Maeda passes rocky test with flying colors
ABS-CBN Sports on Apr 24, 2016 06:35 PM
Los Angeles Dodgers starter Kenta Maeda delivers a pitch against the Colorado Rockies during the third inning of a baseball game Saturday, April 23, 2016, in Denver. The Dodgers won 4-1. (AP Photo/David Zalubowski)
The Associated Press
DENVER, Colorado (AP) — Japanese pitching star Kenta Maeda tamed a notorious hitter's park about as well as any pitcher can as the Los Angeles Dodgers beat Colorado 4-1 on Saturday night.
So much for being intimidated in his first start at Coors Field. Maeda held Colorado hitless into the sixth inning.
Maeda's mind wasn't on a no-hitter, though. It wasn't even discussed in the L.A. dugout. Not at this park, where runs can be scored in a hurry.
"First time pitching at Coors Field, first time against that offensive firepower they have over there, I can't say enough what Kenta was able to do. It's beyond impressive," said A.J. Ellis, whose two-run homer in the second helped set up the win.
Maeda (3-0) allowed three hits — all in the sixth — no runs and struck out eight in 6 1/3 innings as the right-hander lowered his ERA to 0.36.
With a wind-up reminiscent of countryman Hideo Nomo, Maeda was cruising along until one out in the sixth when DJ LeMahieu singled for Colorado's first hit. Nomo remains the only pitcher to throw a no-hitter at Coors Field — in 1996.
Maeda, 28, was untouchable most of the night by keeping the Rockies off balance with a nasty breaking ball mixed in with pinpoint fastball control in his first taste of this ballpark, which requires a pitcher to keep his pitches down and stay in command — all of which Maeda does, anyway.
"When he does that, he can pitch on the moon," Dodgers manager Dave Roberts said.
In New York, Brett Gardner hit a solo home run with two outs in the bottom of the ninth to give New York a 3-2 victory over Tampa Bay, spoiling the impressive major league debut of the Rays' top pitching prospect Blake Snell.
Gardner singled home the tying run in the seventh and then connected on a 3-1 pitch from Erasmo Ramirez (4-1) two innings later, sending the ball into the second deck in right field.
Japan's Masahiro Tanaka gave New York seven quality innings opposite Snell, perhaps baseball's premier pitching prospect. The slim left-hander permitted one run and two hits in five innings, striking out six and walking one.
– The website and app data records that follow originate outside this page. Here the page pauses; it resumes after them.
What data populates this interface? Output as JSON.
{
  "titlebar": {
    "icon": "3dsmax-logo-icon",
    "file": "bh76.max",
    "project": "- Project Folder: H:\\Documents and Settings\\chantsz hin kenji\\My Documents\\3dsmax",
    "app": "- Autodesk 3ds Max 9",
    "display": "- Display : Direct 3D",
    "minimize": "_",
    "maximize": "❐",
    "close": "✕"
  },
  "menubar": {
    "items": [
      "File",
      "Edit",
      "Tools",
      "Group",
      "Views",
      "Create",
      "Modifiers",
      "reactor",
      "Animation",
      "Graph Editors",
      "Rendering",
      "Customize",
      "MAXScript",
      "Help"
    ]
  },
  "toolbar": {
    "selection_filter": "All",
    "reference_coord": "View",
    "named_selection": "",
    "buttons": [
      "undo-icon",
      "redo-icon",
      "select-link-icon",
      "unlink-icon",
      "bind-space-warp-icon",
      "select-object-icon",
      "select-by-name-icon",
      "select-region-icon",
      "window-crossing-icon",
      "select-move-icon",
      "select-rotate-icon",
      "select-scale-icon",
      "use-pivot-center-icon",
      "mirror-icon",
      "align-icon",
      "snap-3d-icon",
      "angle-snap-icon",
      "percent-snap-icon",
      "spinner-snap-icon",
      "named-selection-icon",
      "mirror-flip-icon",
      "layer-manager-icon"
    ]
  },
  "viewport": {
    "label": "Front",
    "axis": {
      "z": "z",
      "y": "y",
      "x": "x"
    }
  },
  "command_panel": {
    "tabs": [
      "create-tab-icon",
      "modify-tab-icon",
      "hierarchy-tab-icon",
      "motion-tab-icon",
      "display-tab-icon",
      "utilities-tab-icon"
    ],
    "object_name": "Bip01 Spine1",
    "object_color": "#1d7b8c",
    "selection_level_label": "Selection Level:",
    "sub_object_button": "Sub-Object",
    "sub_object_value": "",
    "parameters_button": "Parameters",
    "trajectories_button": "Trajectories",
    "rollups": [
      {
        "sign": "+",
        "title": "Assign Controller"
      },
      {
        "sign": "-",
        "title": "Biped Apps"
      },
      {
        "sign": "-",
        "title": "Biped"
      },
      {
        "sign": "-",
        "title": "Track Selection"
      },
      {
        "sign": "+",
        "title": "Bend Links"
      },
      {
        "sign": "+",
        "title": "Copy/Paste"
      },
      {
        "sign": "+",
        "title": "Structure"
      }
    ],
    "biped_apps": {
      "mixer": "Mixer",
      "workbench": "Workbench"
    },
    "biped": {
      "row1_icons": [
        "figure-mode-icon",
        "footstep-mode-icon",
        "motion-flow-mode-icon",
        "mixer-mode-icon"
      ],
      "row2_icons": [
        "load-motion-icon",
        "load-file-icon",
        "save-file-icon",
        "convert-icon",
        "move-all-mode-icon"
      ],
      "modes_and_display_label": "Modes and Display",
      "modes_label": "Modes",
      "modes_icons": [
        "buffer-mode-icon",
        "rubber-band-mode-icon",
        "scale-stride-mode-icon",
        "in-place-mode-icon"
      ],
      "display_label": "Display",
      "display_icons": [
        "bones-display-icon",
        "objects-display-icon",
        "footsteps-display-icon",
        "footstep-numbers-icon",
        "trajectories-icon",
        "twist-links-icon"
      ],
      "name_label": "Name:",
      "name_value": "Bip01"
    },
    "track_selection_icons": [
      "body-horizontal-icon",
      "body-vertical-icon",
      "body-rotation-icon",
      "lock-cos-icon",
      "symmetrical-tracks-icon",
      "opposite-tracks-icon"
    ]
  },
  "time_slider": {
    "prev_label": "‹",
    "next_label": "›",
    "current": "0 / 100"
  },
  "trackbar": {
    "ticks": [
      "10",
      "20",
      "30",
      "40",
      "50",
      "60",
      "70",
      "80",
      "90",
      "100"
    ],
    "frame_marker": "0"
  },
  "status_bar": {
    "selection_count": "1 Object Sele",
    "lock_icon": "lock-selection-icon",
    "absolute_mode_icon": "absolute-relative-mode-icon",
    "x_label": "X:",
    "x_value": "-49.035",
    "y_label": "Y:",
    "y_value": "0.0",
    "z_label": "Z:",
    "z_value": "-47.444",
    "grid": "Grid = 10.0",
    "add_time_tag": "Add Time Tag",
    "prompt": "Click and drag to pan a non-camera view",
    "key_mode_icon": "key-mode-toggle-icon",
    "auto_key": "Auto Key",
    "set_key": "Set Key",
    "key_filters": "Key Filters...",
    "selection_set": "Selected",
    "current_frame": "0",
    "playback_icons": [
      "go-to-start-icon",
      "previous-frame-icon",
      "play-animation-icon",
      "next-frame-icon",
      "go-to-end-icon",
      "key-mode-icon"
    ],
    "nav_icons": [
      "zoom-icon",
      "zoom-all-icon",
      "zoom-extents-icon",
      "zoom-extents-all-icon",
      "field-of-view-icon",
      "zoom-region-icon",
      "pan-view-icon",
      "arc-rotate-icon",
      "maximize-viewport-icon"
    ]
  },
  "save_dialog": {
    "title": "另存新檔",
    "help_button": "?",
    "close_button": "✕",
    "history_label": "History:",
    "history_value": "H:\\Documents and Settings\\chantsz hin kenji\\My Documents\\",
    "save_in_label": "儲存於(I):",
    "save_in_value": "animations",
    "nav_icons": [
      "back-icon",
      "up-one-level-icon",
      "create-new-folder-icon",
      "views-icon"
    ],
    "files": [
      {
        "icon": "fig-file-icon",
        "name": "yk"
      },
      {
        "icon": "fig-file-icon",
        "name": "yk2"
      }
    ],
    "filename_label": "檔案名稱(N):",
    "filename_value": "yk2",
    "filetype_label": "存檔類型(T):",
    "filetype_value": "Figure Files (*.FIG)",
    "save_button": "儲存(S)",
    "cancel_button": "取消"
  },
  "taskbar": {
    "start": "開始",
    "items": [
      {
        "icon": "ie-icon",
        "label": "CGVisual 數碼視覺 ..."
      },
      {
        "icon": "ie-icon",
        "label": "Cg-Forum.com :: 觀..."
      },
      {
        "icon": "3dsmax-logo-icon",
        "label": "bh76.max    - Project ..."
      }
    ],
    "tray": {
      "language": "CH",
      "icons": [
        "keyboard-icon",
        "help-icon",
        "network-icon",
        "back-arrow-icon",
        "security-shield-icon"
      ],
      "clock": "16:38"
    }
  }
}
In Cincinnati, Eugenio Suarez and Adam Duvall hit three-run homers in the sixth inning as the Reds finally broke through against Chicago's dominant pitching, winning 13-5.
A victory would have given the Cubs (13-5) their best start since 1907, the year they won the first of their back-to-back World Series titles. They led 3-2 in the sixth inning, but a four-homer splurge from Cincinnati ended Chicago's domination of its NL Central rival.
In other games, Washington won 2-0 at home to Minnesota, St. Louis crushed the Padres 11-2 in San Diego, the Giants beat the Miami 7-2 in San Francisco, Arizona beat visiting Pittsburgh 7-1, the Los Angeles Angels won 4-2 at home against Seattle, the New York Mets stayed hot by winning 8-2 in Atlanta, Philadelphia won at Milwaukee 10-6, the White Sox won 4-3 in 11 innings at home to Texas, Baltimore won 8-3 at Kansas City, Houston beat the visiting Red Sox 8-3, Cleveland routed Detroit on their home field 10-1, and Toronto won 9-3 at home against Oakland.